*WORK TO BE COMPLETED*: Read the lines below, and copy any that contain the string "Information".

*MATERIAL FOR THIS TASK*:

━━━

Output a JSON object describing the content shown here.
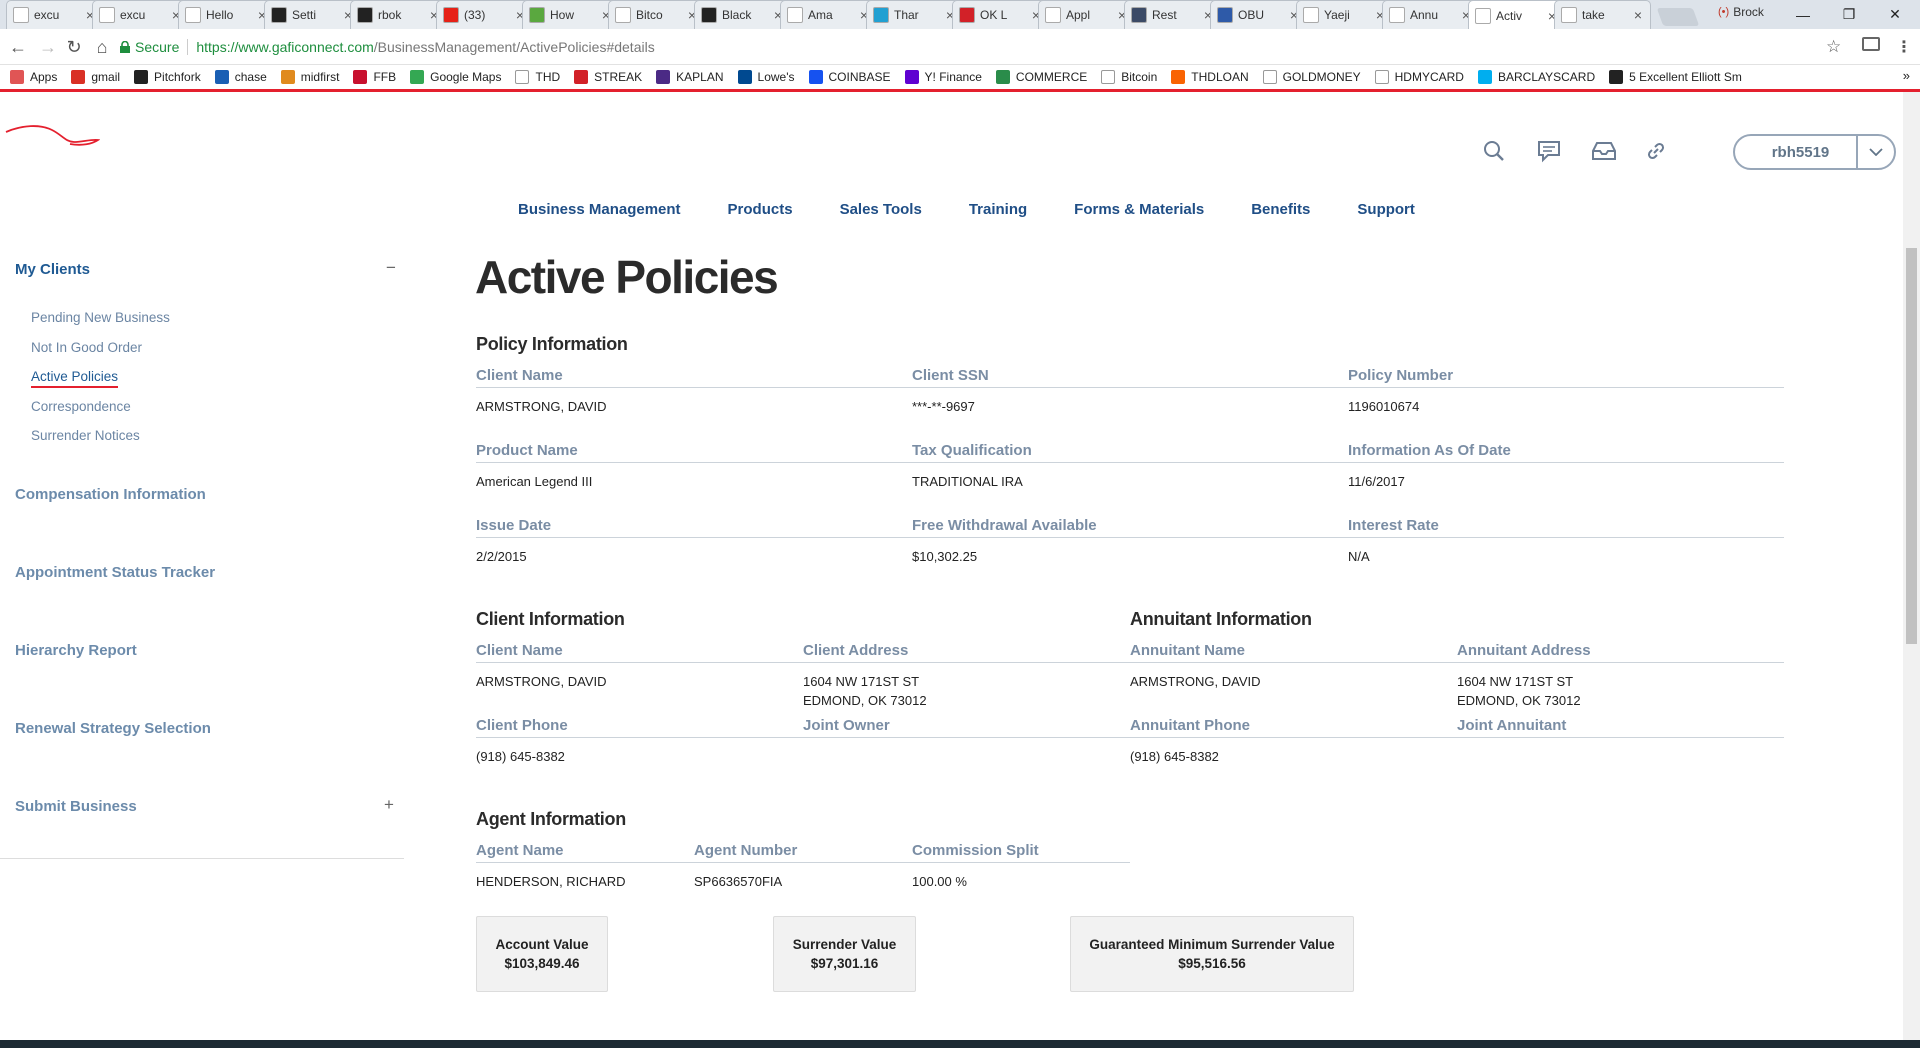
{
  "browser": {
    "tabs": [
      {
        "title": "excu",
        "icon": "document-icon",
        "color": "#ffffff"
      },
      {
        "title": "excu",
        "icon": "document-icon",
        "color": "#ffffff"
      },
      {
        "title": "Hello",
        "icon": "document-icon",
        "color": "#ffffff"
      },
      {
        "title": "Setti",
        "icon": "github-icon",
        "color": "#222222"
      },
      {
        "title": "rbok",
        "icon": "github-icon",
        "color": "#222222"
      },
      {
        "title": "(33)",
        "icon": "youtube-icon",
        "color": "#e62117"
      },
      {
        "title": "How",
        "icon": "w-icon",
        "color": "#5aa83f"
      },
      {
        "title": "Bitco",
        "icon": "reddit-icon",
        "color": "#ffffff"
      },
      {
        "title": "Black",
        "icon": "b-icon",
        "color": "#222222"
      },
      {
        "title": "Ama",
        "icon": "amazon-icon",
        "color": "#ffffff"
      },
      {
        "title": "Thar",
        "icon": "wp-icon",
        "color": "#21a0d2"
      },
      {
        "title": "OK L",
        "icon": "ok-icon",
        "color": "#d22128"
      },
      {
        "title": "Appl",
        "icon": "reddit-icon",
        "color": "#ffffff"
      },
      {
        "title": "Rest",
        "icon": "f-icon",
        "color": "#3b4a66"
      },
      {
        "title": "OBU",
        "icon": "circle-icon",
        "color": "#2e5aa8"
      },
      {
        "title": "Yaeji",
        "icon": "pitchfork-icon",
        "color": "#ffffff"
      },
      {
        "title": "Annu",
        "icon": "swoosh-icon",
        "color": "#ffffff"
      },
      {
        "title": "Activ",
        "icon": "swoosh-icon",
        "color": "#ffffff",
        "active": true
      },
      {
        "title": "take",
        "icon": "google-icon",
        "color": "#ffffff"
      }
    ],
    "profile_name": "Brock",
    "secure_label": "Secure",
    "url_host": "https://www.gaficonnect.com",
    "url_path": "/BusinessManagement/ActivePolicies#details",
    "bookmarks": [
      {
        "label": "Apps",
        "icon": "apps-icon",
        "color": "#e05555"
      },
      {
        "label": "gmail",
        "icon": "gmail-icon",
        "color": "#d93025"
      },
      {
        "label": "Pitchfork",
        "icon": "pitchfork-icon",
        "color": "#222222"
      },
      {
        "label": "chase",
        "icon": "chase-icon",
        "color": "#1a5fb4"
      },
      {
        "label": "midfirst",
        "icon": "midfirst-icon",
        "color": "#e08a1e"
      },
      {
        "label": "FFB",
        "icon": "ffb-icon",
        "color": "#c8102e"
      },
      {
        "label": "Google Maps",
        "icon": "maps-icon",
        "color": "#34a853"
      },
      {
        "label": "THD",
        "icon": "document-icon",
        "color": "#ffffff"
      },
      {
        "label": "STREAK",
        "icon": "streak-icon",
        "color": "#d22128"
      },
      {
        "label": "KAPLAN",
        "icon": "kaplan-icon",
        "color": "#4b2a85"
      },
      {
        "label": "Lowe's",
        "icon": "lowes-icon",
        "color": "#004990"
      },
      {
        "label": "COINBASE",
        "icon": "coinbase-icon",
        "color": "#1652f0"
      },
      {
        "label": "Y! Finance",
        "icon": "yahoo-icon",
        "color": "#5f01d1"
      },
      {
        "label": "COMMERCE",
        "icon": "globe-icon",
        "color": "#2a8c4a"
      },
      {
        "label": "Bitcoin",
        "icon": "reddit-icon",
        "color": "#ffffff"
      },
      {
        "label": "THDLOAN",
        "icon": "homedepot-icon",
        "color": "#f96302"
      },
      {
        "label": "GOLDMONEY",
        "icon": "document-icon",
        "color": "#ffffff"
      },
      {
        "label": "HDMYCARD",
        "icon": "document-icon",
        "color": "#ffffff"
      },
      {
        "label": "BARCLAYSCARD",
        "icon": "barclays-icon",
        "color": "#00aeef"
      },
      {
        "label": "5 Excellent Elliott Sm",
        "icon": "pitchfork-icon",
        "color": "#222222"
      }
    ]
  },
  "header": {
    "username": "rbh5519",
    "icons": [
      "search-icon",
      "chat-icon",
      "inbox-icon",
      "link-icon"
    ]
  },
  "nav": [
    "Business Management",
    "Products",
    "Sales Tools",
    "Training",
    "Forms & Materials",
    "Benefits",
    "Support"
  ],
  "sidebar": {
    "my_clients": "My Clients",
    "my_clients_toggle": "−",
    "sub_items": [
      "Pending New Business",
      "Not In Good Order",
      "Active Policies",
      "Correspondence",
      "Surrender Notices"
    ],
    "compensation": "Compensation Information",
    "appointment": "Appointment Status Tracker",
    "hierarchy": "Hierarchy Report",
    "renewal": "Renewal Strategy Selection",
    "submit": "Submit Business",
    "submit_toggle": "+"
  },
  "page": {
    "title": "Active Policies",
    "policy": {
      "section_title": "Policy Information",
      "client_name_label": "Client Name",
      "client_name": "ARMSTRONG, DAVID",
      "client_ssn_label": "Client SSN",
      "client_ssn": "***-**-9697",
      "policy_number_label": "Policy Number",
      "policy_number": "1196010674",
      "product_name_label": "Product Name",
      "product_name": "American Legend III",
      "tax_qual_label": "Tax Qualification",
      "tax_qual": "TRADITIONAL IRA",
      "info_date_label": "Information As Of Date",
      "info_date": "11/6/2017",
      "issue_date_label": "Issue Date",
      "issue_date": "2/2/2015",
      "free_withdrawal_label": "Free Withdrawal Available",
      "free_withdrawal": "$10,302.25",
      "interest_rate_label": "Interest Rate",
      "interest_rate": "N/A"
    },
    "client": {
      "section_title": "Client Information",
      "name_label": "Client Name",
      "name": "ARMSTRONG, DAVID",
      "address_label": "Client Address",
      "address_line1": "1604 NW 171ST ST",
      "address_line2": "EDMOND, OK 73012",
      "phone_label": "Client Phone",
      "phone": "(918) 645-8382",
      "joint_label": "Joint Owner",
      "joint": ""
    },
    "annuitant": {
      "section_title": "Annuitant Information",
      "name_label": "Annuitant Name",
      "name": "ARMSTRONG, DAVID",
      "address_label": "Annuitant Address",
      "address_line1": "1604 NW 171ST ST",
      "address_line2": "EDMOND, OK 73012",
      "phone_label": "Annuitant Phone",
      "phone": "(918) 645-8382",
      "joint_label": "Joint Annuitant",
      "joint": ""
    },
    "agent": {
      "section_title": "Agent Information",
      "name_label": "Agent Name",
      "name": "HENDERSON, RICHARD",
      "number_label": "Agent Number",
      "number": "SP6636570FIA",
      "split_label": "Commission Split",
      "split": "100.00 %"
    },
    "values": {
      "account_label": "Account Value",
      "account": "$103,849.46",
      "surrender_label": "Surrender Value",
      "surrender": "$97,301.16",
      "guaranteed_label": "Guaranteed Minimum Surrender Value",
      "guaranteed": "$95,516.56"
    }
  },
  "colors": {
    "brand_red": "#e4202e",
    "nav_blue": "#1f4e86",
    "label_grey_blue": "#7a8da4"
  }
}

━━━

*EXERCISE RESPONSE*:
    "compensation": "Compensation Information",
      "section_title": "Policy Information",
      "info_date_label": "Information As Of Date",
      "section_title": "Client Information",
      "section_title": "Annuitant Information",
      "section_title": "Agent Information",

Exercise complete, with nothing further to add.